# DESCRIPTION OF THE TASK:
Among the entries below, how many lines include "speed"? Answer with the number only.

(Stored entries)
---+---
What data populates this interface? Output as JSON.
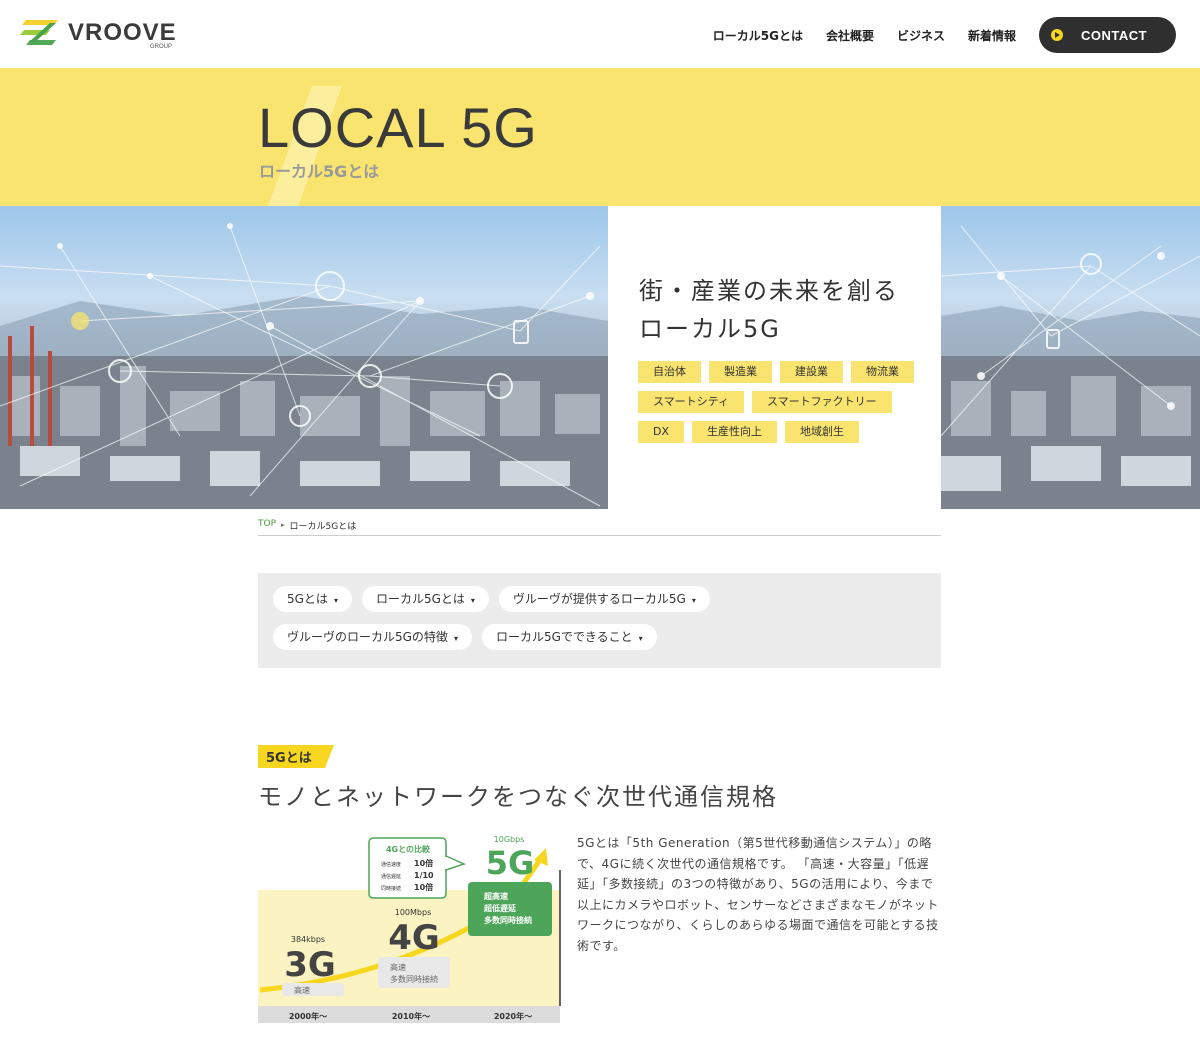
{
  "header": {
    "logo_text": "VROOVE",
    "logo_sub": "GROUP",
    "nav": [
      "ローカル5Gとは",
      "会社概要",
      "ビジネス",
      "新着情報"
    ],
    "contact_label": "CONTACT"
  },
  "title_band": {
    "title_en": "LOCAL 5G",
    "title_ja": "ローカル5Gとは"
  },
  "hero": {
    "heading_line1": "街・産業の未来を創る",
    "heading_line2": "ローカル5G",
    "tags": [
      "自治体",
      "製造業",
      "建設業",
      "物流業",
      "スマートシティ",
      "スマートファクトリー",
      "DX",
      "生産性向上",
      "地域創生"
    ]
  },
  "breadcrumb": {
    "top": "TOP",
    "separator": "▸",
    "current": "ローカル5Gとは"
  },
  "anchor_nav": {
    "caret": "▾",
    "items": [
      "5Gとは",
      "ローカル5Gとは",
      "ヴルーヴが提供するローカル5G",
      "ヴルーヴのローカル5Gの特徴",
      "ローカル5Gでできること"
    ]
  },
  "section": {
    "label": "5Gとは",
    "title": "モノとネットワークをつなぐ次世代通信規格",
    "body": "5Gとは「5th Generation（第5世代移動通信システム）」の略で、4Gに続く次世代の通信規格です。 「高速・大容量」「低遅延」「多数接続」の3つの特徴があり、5Gの活用により、今まで以上にカメラやロボット、センサーなどさまざまなモノがネットワークにつながり、くらしのあらゆる場面で通信を可能とする技術です。"
  },
  "diagram": {
    "compare_title": "4Gとの比較",
    "compare_rows": [
      {
        "label": "通信速度",
        "value": "10倍"
      },
      {
        "label": "通信遅延",
        "value": "1/10"
      },
      {
        "label": "同時接続",
        "value": "10倍"
      }
    ],
    "gens": [
      {
        "name": "3G",
        "speed": "384kbps",
        "features": [
          "高速"
        ],
        "era": "2000年〜"
      },
      {
        "name": "4G",
        "speed": "100Mbps",
        "features": [
          "高速",
          "多数同時接続"
        ],
        "era": "2010年〜"
      },
      {
        "name": "5G",
        "speed": "10Gbps",
        "features": [
          "超高速",
          "超低遅延",
          "多数同時接続"
        ],
        "era": "2020年〜"
      }
    ],
    "colors": {
      "accent_green": "#4da55a",
      "yellow": "#f7d61f",
      "chart_bg": "#fbf3c2"
    }
  },
  "colors": {
    "yellow_band": "#f8e46f",
    "dark": "#2f2f2f",
    "link_green": "#4b9d3a"
  }
}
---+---
# YOUR SOLUTION:
3